The entrance for the huge museum complex is in the Winter Palace, the former main residence of the Russian tsars. The collection initially began privately in 1764 with a purchase from a Berlin art dealer by Catherine the Second, AKA “the Great,” and included paintings by such notables as Rembrandt, Rubens, Van Dyck, Raphael, and Titian. The collection then expanded extensively through additional purchases, as well as gifts from king and queen friends of the Great One, and only a privileged few were allowed to see the collection until it became a public museum in 1852.

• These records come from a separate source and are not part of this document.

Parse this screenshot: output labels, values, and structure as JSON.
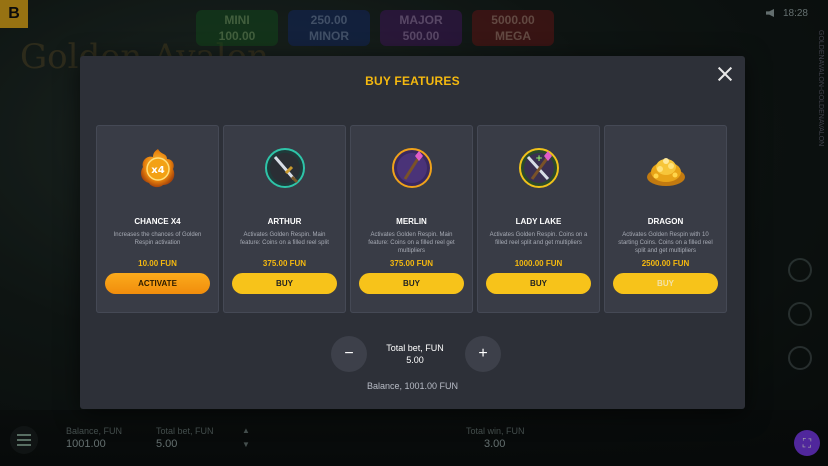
{
  "background": {
    "logo_letter": "B",
    "game_title": "Golden Avalon",
    "jackpots": [
      {
        "tier": "MINI",
        "value": "100.00"
      },
      {
        "tier": "MINOR",
        "value": "250.00"
      },
      {
        "tier": "MAJOR",
        "value": "500.00"
      },
      {
        "tier": "MEGA",
        "value": "5000.00"
      }
    ],
    "clock": "18:28",
    "side_text": "GOLDENAVALON-GOLDENAVALON",
    "bottom": {
      "balance_label": "Balance, FUN",
      "balance_value": "1001.00",
      "total_bet_label": "Total bet, FUN",
      "total_bet_value": "5.00",
      "total_win_label": "Total win, FUN",
      "total_win_value": "3.00"
    }
  },
  "modal": {
    "title": "BUY FEATURES",
    "features": [
      {
        "name": "CHANCE X4",
        "description": "Increases the chances of Golden Respin activation",
        "price": "10.00 FUN",
        "button": "ACTIVATE",
        "icon": "chance-x4-icon"
      },
      {
        "name": "ARTHUR",
        "description": "Activates Golden Respin. Main feature: Coins on a filled reel split",
        "price": "375.00 FUN",
        "button": "BUY",
        "icon": "sword-icon"
      },
      {
        "name": "MERLIN",
        "description": "Activates Golden Respin. Main feature: Coins on a filled reel get multipliers",
        "price": "375.00 FUN",
        "button": "BUY",
        "icon": "wand-icon"
      },
      {
        "name": "LADY LAKE",
        "description": "Activates Golden Respin. Coins on a filled reel split and get multipliers",
        "price": "1000.00 FUN",
        "button": "BUY",
        "icon": "sword-and-wand-icon"
      },
      {
        "name": "DRAGON",
        "description": "Activates Golden Respin with 10 starting Coins. Coins on a filled reel split and get multipliers",
        "price": "2500.00 FUN",
        "button": "BUY",
        "icon": "gold-pile-icon"
      }
    ],
    "bet": {
      "label": "Total bet, FUN",
      "value": "5.00",
      "decrease": "−",
      "increase": "+"
    },
    "balance": "Balance, 1001.00 FUN"
  },
  "colors": {
    "accent": "#f5b90f",
    "activate": "#f7980f",
    "modal_bg": "#2d3038",
    "card_bg": "#393c46"
  }
}
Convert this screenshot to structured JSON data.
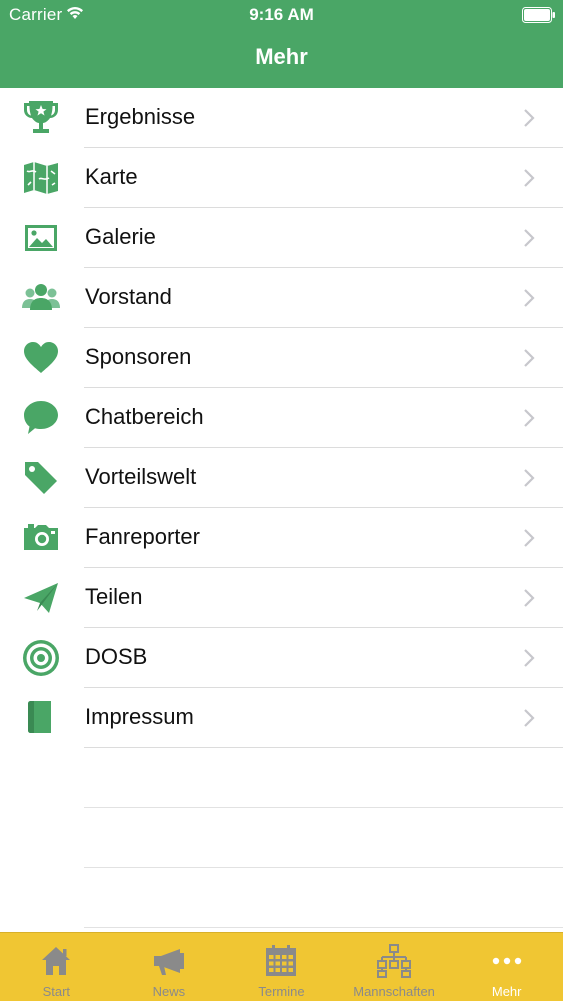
{
  "status_bar": {
    "carrier": "Carrier",
    "time": "9:16 AM"
  },
  "nav": {
    "title": "Mehr"
  },
  "colors": {
    "nav_green": "#4aa666",
    "icon_green": "#4aa666",
    "tabbar_yellow": "#f0c633",
    "tab_inactive": "#8a8a8a",
    "tab_active": "#ffffff"
  },
  "menu": {
    "items": [
      {
        "label": "Ergebnisse",
        "icon": "trophy-icon"
      },
      {
        "label": "Karte",
        "icon": "map-icon"
      },
      {
        "label": "Galerie",
        "icon": "image-icon"
      },
      {
        "label": "Vorstand",
        "icon": "people-icon"
      },
      {
        "label": "Sponsoren",
        "icon": "heart-icon"
      },
      {
        "label": "Chatbereich",
        "icon": "chat-bubble-icon"
      },
      {
        "label": "Vorteilswelt",
        "icon": "tag-icon"
      },
      {
        "label": "Fanreporter",
        "icon": "camera-icon"
      },
      {
        "label": "Teilen",
        "icon": "paper-plane-icon"
      },
      {
        "label": "DOSB",
        "icon": "target-icon"
      },
      {
        "label": "Impressum",
        "icon": "book-icon"
      }
    ]
  },
  "tabbar": {
    "tabs": [
      {
        "label": "Start",
        "icon": "home-icon",
        "active": false
      },
      {
        "label": "News",
        "icon": "megaphone-icon",
        "active": false
      },
      {
        "label": "Termine",
        "icon": "calendar-icon",
        "active": false
      },
      {
        "label": "Mannschaften",
        "icon": "org-chart-icon",
        "active": false
      },
      {
        "label": "Mehr",
        "icon": "more-dots-icon",
        "active": true
      }
    ]
  }
}
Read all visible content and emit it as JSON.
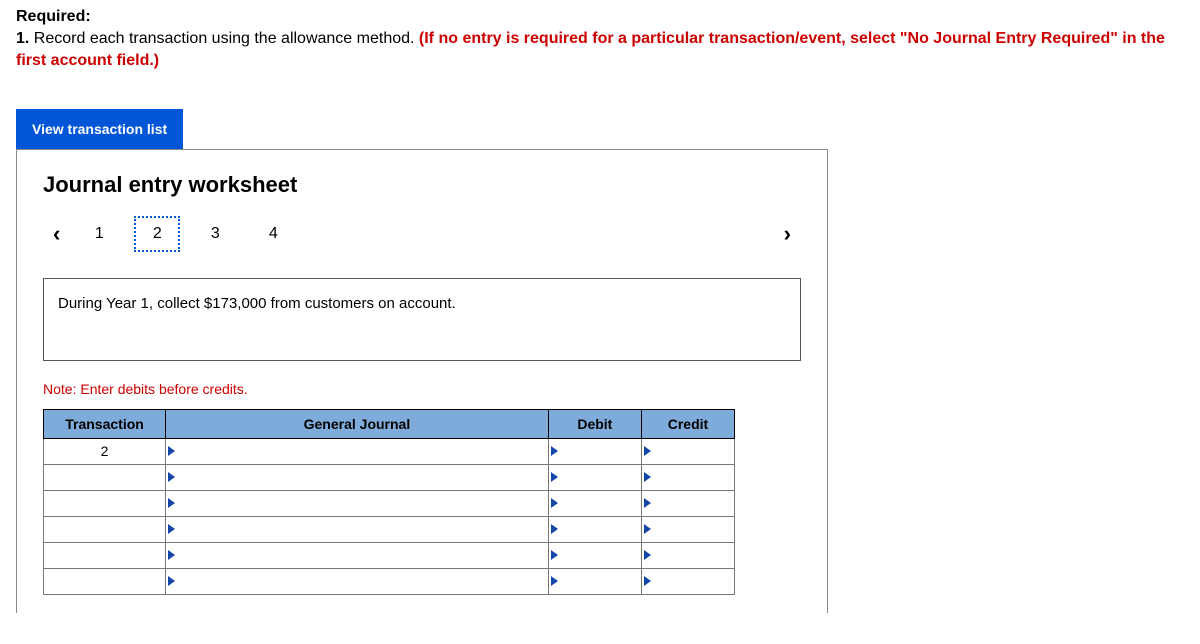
{
  "header": {
    "required_label": "Required:",
    "instruction_num": "1.",
    "instruction_black": " Record each transaction using the allowance method. ",
    "instruction_red": "(If no entry is required for a particular transaction/event, select \"No Journal Entry Required\" in the first account field.)"
  },
  "view_button": "View transaction list",
  "worksheet": {
    "title": "Journal entry worksheet",
    "tabs": [
      "1",
      "2",
      "3",
      "4"
    ],
    "selected_tab_index": 1,
    "prompt": "During Year 1, collect $173,000 from customers on account.",
    "note": "Note: Enter debits before credits.",
    "columns": {
      "transaction": "Transaction",
      "general_journal": "General Journal",
      "debit": "Debit",
      "credit": "Credit"
    },
    "rows": [
      {
        "transaction": "2",
        "gj": "",
        "debit": "",
        "credit": ""
      },
      {
        "transaction": "",
        "gj": "",
        "debit": "",
        "credit": ""
      },
      {
        "transaction": "",
        "gj": "",
        "debit": "",
        "credit": ""
      },
      {
        "transaction": "",
        "gj": "",
        "debit": "",
        "credit": ""
      },
      {
        "transaction": "",
        "gj": "",
        "debit": "",
        "credit": ""
      },
      {
        "transaction": "",
        "gj": "",
        "debit": "",
        "credit": ""
      }
    ]
  }
}
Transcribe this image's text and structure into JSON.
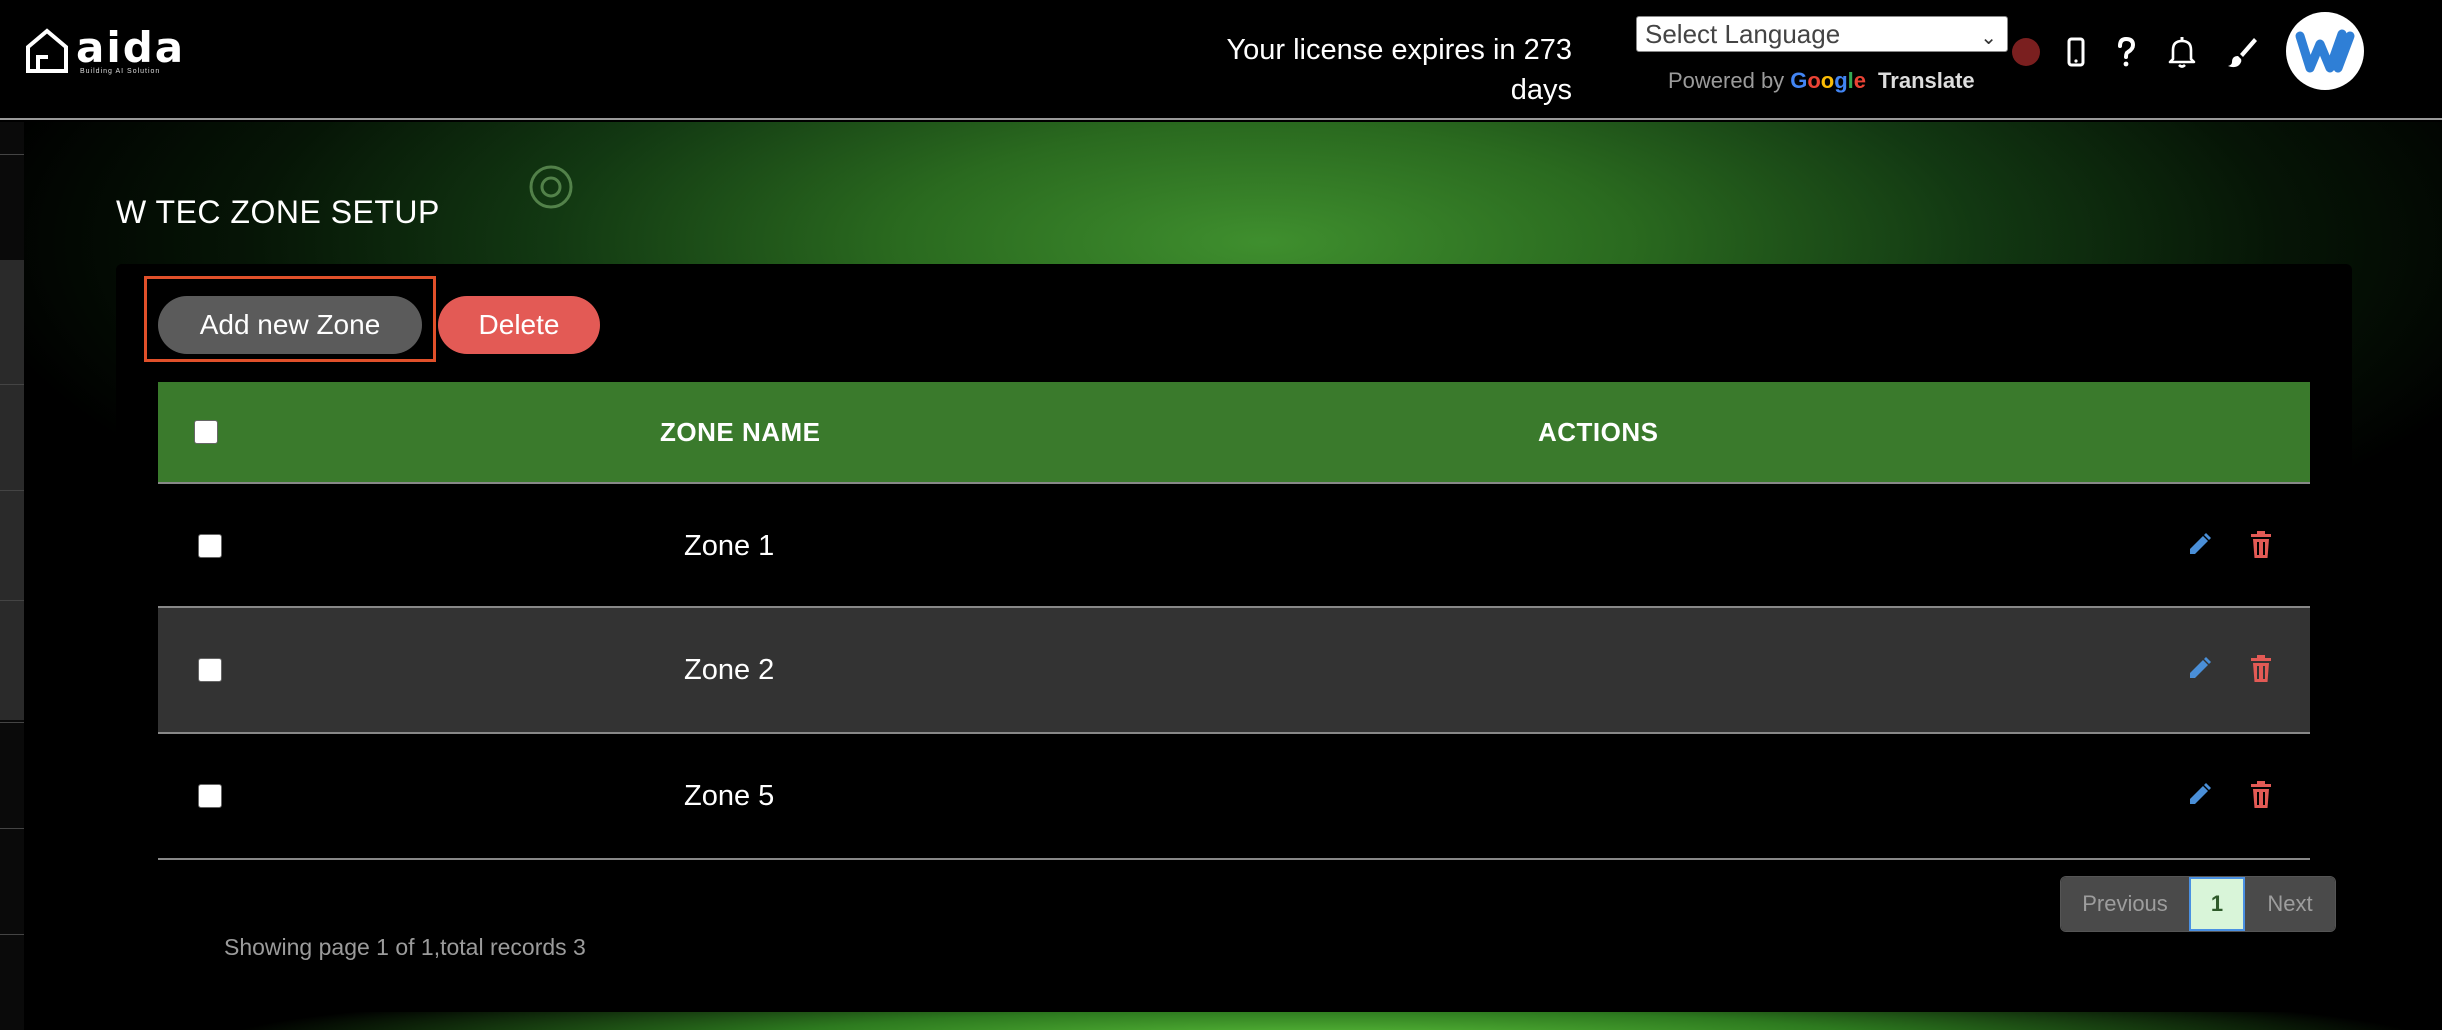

The standard tourist group tour includes only three buildings proceeding from the Winter Palace through the Small Hermitage and Big Hermitage that were Catherine’s additions. Because Catherine was the typically paranoid royal and liked staying alone somewhat like a hermit, her choice of the name Hermitage appears appropriate.
The first indelible impression of the Winter Palace is made by the Grand Staircase’s white Italian marble and ceiling murals followed by an imposing Peter the Great Room, the restored gallery dedicated to the Victory over Napoleon, and the newly renovated Great Church of the Winter Palace.
In the adjoining Small Hermitage, Pavilion Hall is considered the most beautiful. It features exquisitely designed tabletop murals made from tiny, almost imperceptible, glass pieces.
Next, the Old Hermitage (AKA Large Hermitage) features Renaissance Italian art including two paintings by Leonardo de Vinci that are his only works housed in Russia. Also notable is one sculpture by Michelangelo, the “Crouching Boy.” But the painting that surely grabs the most attention is of a woman with a lover, both unclothed, who was cheating on her husband while her housekeeper kept a look out for the husband, “Love Scene” by Romano.
For the biggest paintings in the biggest room, the works in The Room of the Italian School are an obvious standout.
Of the twenty-six Rembrandts in Rembrandt Hall, the painting “Danae” that was nearly destroyed in 1985 is the infamous favorite, drawing considerable attention and smart-phone camera action. The painting had notoriously drawn the wrath of a deranged man, apparently disapproving of nudity in classical art, who tossed acid on it, then sliced it twice with a knife, before being subdued. Fortunately museum experts were able to restore it by 1997 and now have it protected under armored glass.
Photos above © Dennis Cox / WorldViews